When you copy the data, keep every line exactly as written and skip the pictures.

(Collection entries)
---------------
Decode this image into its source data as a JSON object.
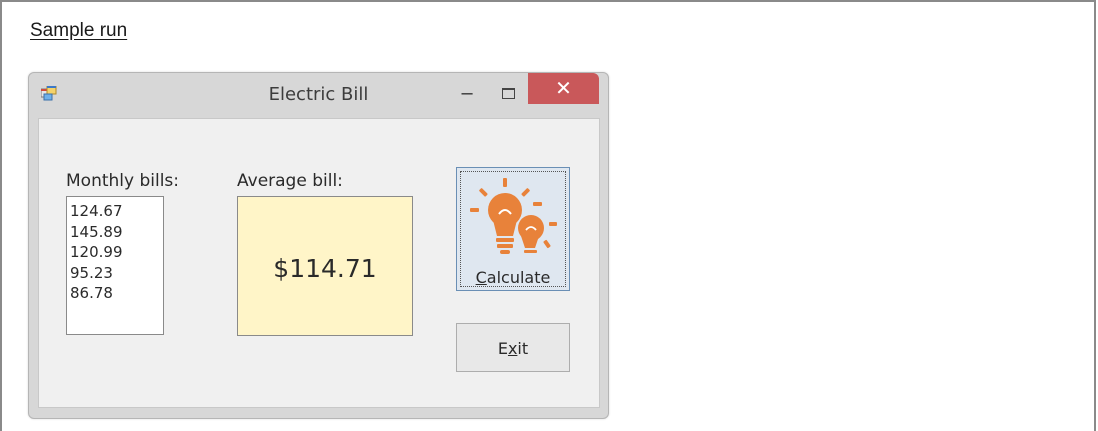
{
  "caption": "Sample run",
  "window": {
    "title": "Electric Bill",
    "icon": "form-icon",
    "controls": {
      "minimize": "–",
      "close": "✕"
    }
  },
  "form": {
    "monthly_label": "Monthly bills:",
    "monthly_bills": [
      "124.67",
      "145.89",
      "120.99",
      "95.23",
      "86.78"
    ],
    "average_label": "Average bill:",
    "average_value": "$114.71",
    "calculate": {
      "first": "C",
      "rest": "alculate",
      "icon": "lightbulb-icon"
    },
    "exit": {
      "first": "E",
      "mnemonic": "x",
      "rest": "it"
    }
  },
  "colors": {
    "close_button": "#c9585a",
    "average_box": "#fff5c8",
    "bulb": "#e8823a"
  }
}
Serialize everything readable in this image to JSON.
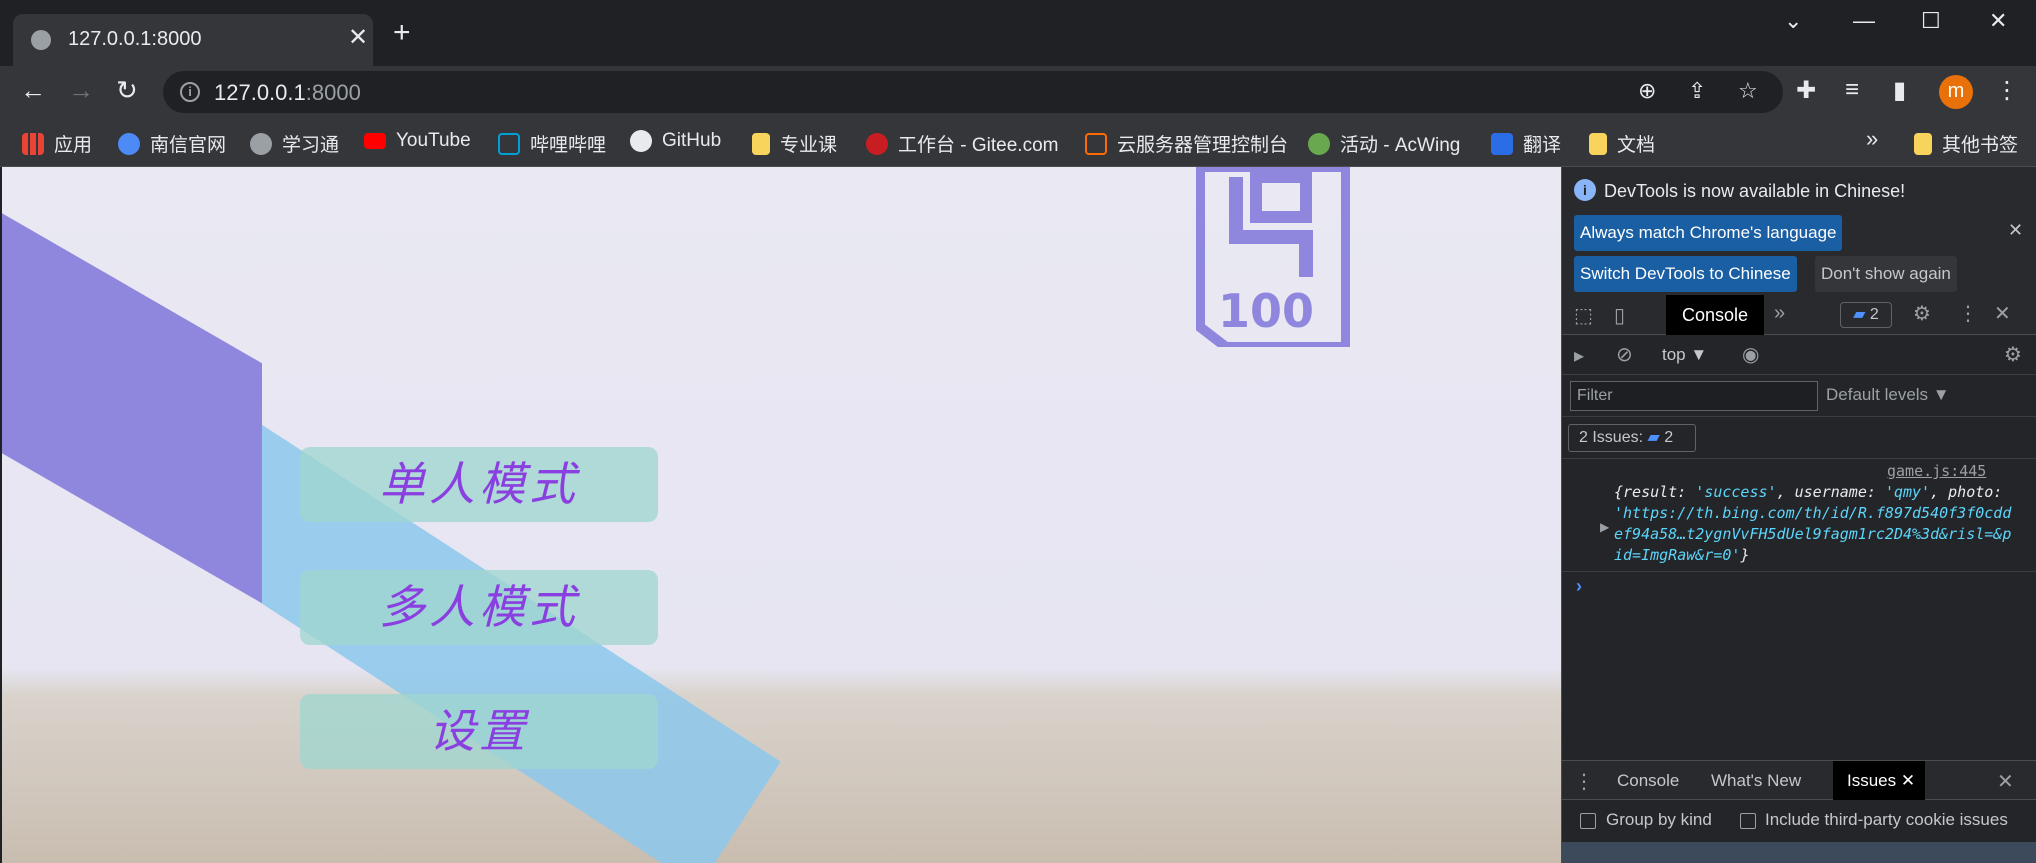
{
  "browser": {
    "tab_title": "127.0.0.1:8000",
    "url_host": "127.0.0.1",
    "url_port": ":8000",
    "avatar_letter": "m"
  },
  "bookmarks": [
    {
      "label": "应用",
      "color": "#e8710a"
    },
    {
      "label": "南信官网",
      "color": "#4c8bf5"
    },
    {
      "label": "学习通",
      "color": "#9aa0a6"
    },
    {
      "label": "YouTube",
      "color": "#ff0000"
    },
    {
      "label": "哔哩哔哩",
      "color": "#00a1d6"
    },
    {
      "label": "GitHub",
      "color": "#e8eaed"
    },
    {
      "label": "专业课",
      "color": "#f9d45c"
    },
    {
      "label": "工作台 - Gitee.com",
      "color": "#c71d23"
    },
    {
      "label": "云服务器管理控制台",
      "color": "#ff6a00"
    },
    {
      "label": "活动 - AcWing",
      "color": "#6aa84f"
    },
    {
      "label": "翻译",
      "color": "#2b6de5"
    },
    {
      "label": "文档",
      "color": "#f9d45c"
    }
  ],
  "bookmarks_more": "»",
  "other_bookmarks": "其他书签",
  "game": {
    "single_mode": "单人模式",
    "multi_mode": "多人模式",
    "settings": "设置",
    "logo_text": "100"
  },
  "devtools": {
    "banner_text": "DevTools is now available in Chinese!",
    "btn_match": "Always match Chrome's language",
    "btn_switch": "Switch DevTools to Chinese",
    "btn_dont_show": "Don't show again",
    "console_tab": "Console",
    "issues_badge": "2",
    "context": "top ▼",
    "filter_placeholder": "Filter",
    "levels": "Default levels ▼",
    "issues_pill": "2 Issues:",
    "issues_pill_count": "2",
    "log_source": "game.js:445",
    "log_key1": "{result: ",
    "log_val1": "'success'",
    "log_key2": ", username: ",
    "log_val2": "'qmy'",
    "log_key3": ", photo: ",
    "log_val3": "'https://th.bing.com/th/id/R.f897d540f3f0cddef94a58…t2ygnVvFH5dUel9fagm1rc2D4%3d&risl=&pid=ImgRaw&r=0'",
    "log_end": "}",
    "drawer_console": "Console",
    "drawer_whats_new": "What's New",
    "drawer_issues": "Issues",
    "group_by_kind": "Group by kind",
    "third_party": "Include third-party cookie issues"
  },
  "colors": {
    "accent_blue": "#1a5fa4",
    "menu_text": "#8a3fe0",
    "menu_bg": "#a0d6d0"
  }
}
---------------
— EXERCISE ANSWER —
Decode this image into its source data as a JSON object.
{
  "caption": "Sample run",
  "window": {
    "title": "Electric Bill",
    "icon": "form-icon",
    "controls": {
      "minimize": "–",
      "close": "✕"
    }
  },
  "form": {
    "monthly_label": "Monthly bills:",
    "monthly_bills": [
      "124.67",
      "145.89",
      "120.99",
      "95.23",
      "86.78"
    ],
    "average_label": "Average bill:",
    "average_value": "$114.71",
    "calculate": {
      "first": "C",
      "rest": "alculate",
      "icon": "lightbulb-icon"
    },
    "exit": {
      "first": "E",
      "mnemonic": "x",
      "rest": "it"
    }
  },
  "colors": {
    "close_button": "#c9585a",
    "average_box": "#fff5c8",
    "bulb": "#e8823a"
  }
}
Serialize everything readable in this image to JSON.
{
  "browser": {
    "tab_title": "127.0.0.1:8000",
    "url_host": "127.0.0.1",
    "url_port": ":8000",
    "avatar_letter": "m"
  },
  "bookmarks": [
    {
      "label": "应用",
      "color": "#e8710a"
    },
    {
      "label": "南信官网",
      "color": "#4c8bf5"
    },
    {
      "label": "学习通",
      "color": "#9aa0a6"
    },
    {
      "label": "YouTube",
      "color": "#ff0000"
    },
    {
      "label": "哔哩哔哩",
      "color": "#00a1d6"
    },
    {
      "label": "GitHub",
      "color": "#e8eaed"
    },
    {
      "label": "专业课",
      "color": "#f9d45c"
    },
    {
      "label": "工作台 - Gitee.com",
      "color": "#c71d23"
    },
    {
      "label": "云服务器管理控制台",
      "color": "#ff6a00"
    },
    {
      "label": "活动 - AcWing",
      "color": "#6aa84f"
    },
    {
      "label": "翻译",
      "color": "#2b6de5"
    },
    {
      "label": "文档",
      "color": "#f9d45c"
    }
  ],
  "bookmarks_more": "»",
  "other_bookmarks": "其他书签",
  "game": {
    "single_mode": "单人模式",
    "multi_mode": "多人模式",
    "settings": "设置",
    "logo_text": "100"
  },
  "devtools": {
    "banner_text": "DevTools is now available in Chinese!",
    "btn_match": "Always match Chrome's language",
    "btn_switch": "Switch DevTools to Chinese",
    "btn_dont_show": "Don't show again",
    "console_tab": "Console",
    "issues_badge": "2",
    "context": "top ▼",
    "filter_placeholder": "Filter",
    "levels": "Default levels ▼",
    "issues_pill": "2 Issues:",
    "issues_pill_count": "2",
    "log_source": "game.js:445",
    "log_key1": "{result: ",
    "log_val1": "'success'",
    "log_key2": ", username: ",
    "log_val2": "'qmy'",
    "log_key3": ", photo: ",
    "log_val3": "'https://th.bing.com/th/id/R.f897d540f3f0cddef94a58…t2ygnVvFH5dUel9fagm1rc2D4%3d&risl=&pid=ImgRaw&r=0'",
    "log_end": "}",
    "drawer_console": "Console",
    "drawer_whats_new": "What's New",
    "drawer_issues": "Issues",
    "group_by_kind": "Group by kind",
    "third_party": "Include third-party cookie issues"
  },
  "colors": {
    "accent_blue": "#1a5fa4",
    "menu_text": "#8a3fe0",
    "menu_bg": "#a0d6d0"
  }
}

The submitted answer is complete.